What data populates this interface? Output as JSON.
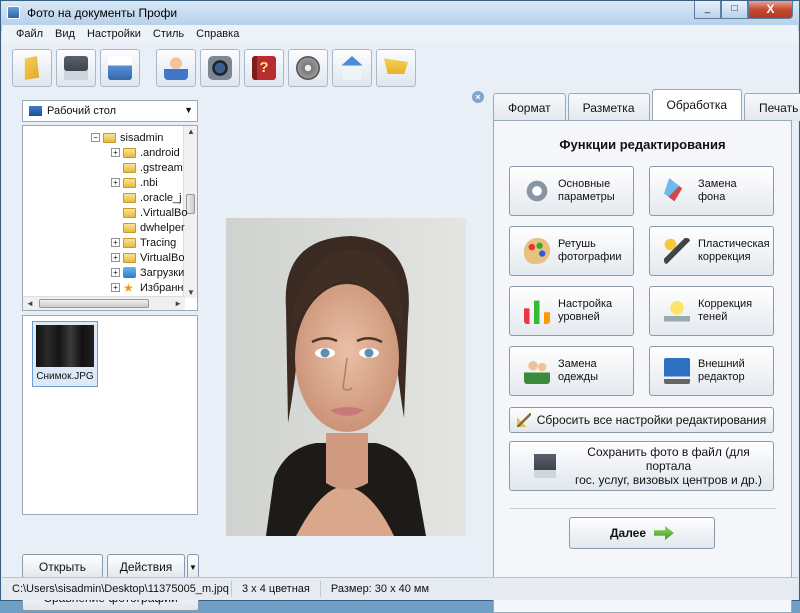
{
  "window": {
    "title": "Фото на документы Профи",
    "minimize": "_",
    "maximize": "□",
    "close": "X"
  },
  "menu": [
    "Файл",
    "Вид",
    "Настройки",
    "Стиль",
    "Справка"
  ],
  "toolbar": {
    "icons": [
      "open-folder-icon",
      "save-icon",
      "print-icon",
      "person-icon",
      "camera-icon",
      "help-book-icon",
      "film-reel-icon",
      "house-icon",
      "cart-icon"
    ]
  },
  "explorer": {
    "location": "Рабочий стол",
    "tree": [
      {
        "label": "sisadmin",
        "expander": "−",
        "icon": "folder"
      },
      {
        "label": ".android",
        "expander": "+",
        "icon": "folder"
      },
      {
        "label": ".gstream",
        "expander": "",
        "icon": "folder"
      },
      {
        "label": ".nbi",
        "expander": "+",
        "icon": "folder"
      },
      {
        "label": ".oracle_j",
        "expander": "",
        "icon": "folder"
      },
      {
        "label": ".VirtualBo",
        "expander": "",
        "icon": "folder"
      },
      {
        "label": "dwhelper",
        "expander": "",
        "icon": "folder"
      },
      {
        "label": "Tracing",
        "expander": "+",
        "icon": "folder"
      },
      {
        "label": "VirtualBo",
        "expander": "+",
        "icon": "folder"
      },
      {
        "label": "Загрузки",
        "expander": "+",
        "icon": "download"
      },
      {
        "label": "Избранн",
        "expander": "+",
        "icon": "favorite"
      }
    ],
    "thumbnail_caption": "Снимок.JPG",
    "open_button": "Открыть",
    "actions_button": "Действия",
    "compare_button": "Сравнение фотографий"
  },
  "tabs": [
    {
      "label": "Формат",
      "active": false
    },
    {
      "label": "Разметка",
      "active": false
    },
    {
      "label": "Обработка",
      "active": true
    },
    {
      "label": "Печать",
      "active": false
    }
  ],
  "panel": {
    "title": "Функции редактирования",
    "functions": [
      {
        "line1": "Основные",
        "line2": "параметры",
        "icon": "gears-icon"
      },
      {
        "line1": "Замена",
        "line2": "фона",
        "icon": "paint-bucket-icon"
      },
      {
        "line1": "Ретушь",
        "line2": "фотографии",
        "icon": "palette-icon"
      },
      {
        "line1": "Пластическая",
        "line2": "коррекция",
        "icon": "magic-wand-icon"
      },
      {
        "line1": "Настройка",
        "line2": "уровней",
        "icon": "levels-bars-icon"
      },
      {
        "line1": "Коррекция",
        "line2": "теней",
        "icon": "lightbulb-icon"
      },
      {
        "line1": "Замена",
        "line2": "одежды",
        "icon": "people-icon"
      },
      {
        "line1": "Внешний",
        "line2": "редактор",
        "icon": "monitor-icon"
      }
    ],
    "reset_button": "Сбросить все настройки редактирования",
    "save_line1": "Сохранить фото в файл (для портала",
    "save_line2": "гос. услуг, визовых центров и др.)",
    "next_button": "Далее"
  },
  "status": {
    "path": "C:\\Users\\sisadmin\\Desktop\\11375005_m.jpq",
    "format": "3 x 4 цветная",
    "size": "Размер: 30 x 40 мм"
  }
}
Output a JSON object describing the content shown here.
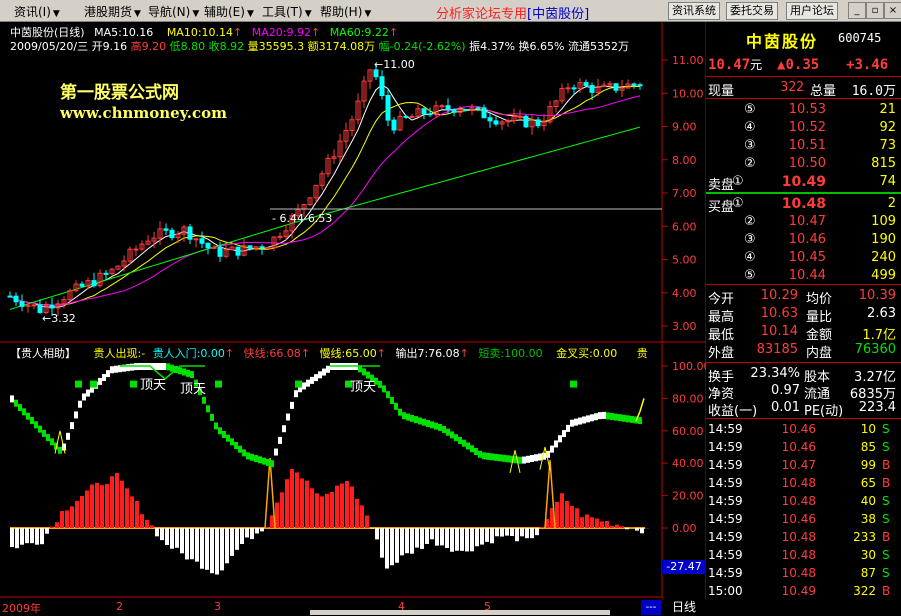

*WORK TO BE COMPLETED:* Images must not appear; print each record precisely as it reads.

*RESPONSE AREA:*
What data populates this interface? Output as JSON.
{
  "window": {
    "title": "Фото на документы Профи",
    "minimize": "_",
    "maximize": "□",
    "close": "X"
  },
  "menu": [
    "Файл",
    "Вид",
    "Настройки",
    "Стиль",
    "Справка"
  ],
  "toolbar": {
    "icons": [
      "open-folder-icon",
      "save-icon",
      "print-icon",
      "person-icon",
      "camera-icon",
      "help-book-icon",
      "film-reel-icon",
      "house-icon",
      "cart-icon"
    ]
  },
  "explorer": {
    "location": "Рабочий стол",
    "tree": [
      {
        "label": "sisadmin",
        "expander": "−",
        "icon": "folder"
      },
      {
        "label": ".android",
        "expander": "+",
        "icon": "folder"
      },
      {
        "label": ".gstream",
        "expander": "",
        "icon": "folder"
      },
      {
        "label": ".nbi",
        "expander": "+",
        "icon": "folder"
      },
      {
        "label": ".oracle_j",
        "expander": "",
        "icon": "folder"
      },
      {
        "label": ".VirtualBo",
        "expander": "",
        "icon": "folder"
      },
      {
        "label": "dwhelper",
        "expander": "",
        "icon": "folder"
      },
      {
        "label": "Tracing",
        "expander": "+",
        "icon": "folder"
      },
      {
        "label": "VirtualBo",
        "expander": "+",
        "icon": "folder"
      },
      {
        "label": "Загрузки",
        "expander": "+",
        "icon": "download"
      },
      {
        "label": "Избранн",
        "expander": "+",
        "icon": "favorite"
      }
    ],
    "thumbnail_caption": "Снимок.JPG",
    "open_button": "Открыть",
    "actions_button": "Действия",
    "compare_button": "Сравнение фотографий"
  },
  "tabs": [
    {
      "label": "Формат",
      "active": false
    },
    {
      "label": "Разметка",
      "active": false
    },
    {
      "label": "Обработка",
      "active": true
    },
    {
      "label": "Печать",
      "active": false
    }
  ],
  "panel": {
    "title": "Функции редактирования",
    "functions": [
      {
        "line1": "Основные",
        "line2": "параметры",
        "icon": "gears-icon"
      },
      {
        "line1": "Замена",
        "line2": "фона",
        "icon": "paint-bucket-icon"
      },
      {
        "line1": "Ретушь",
        "line2": "фотографии",
        "icon": "palette-icon"
      },
      {
        "line1": "Пластическая",
        "line2": "коррекция",
        "icon": "magic-wand-icon"
      },
      {
        "line1": "Настройка",
        "line2": "уровней",
        "icon": "levels-bars-icon"
      },
      {
        "line1": "Коррекция",
        "line2": "теней",
        "icon": "lightbulb-icon"
      },
      {
        "line1": "Замена",
        "line2": "одежды",
        "icon": "people-icon"
      },
      {
        "line1": "Внешний",
        "line2": "редактор",
        "icon": "monitor-icon"
      }
    ],
    "reset_button": "Сбросить все настройки редактирования",
    "save_line1": "Сохранить фото в файл (для портала",
    "save_line2": "гос. услуг, визовых центров и др.)",
    "next_button": "Далее"
  },
  "status": {
    "path": "C:\\Users\\sisadmin\\Desktop\\11375005_m.jpq",
    "format": "3 x 4 цветная",
    "size": "Размер: 30 x 40 мм"
  }
}
Output a JSON object describing the content shown here.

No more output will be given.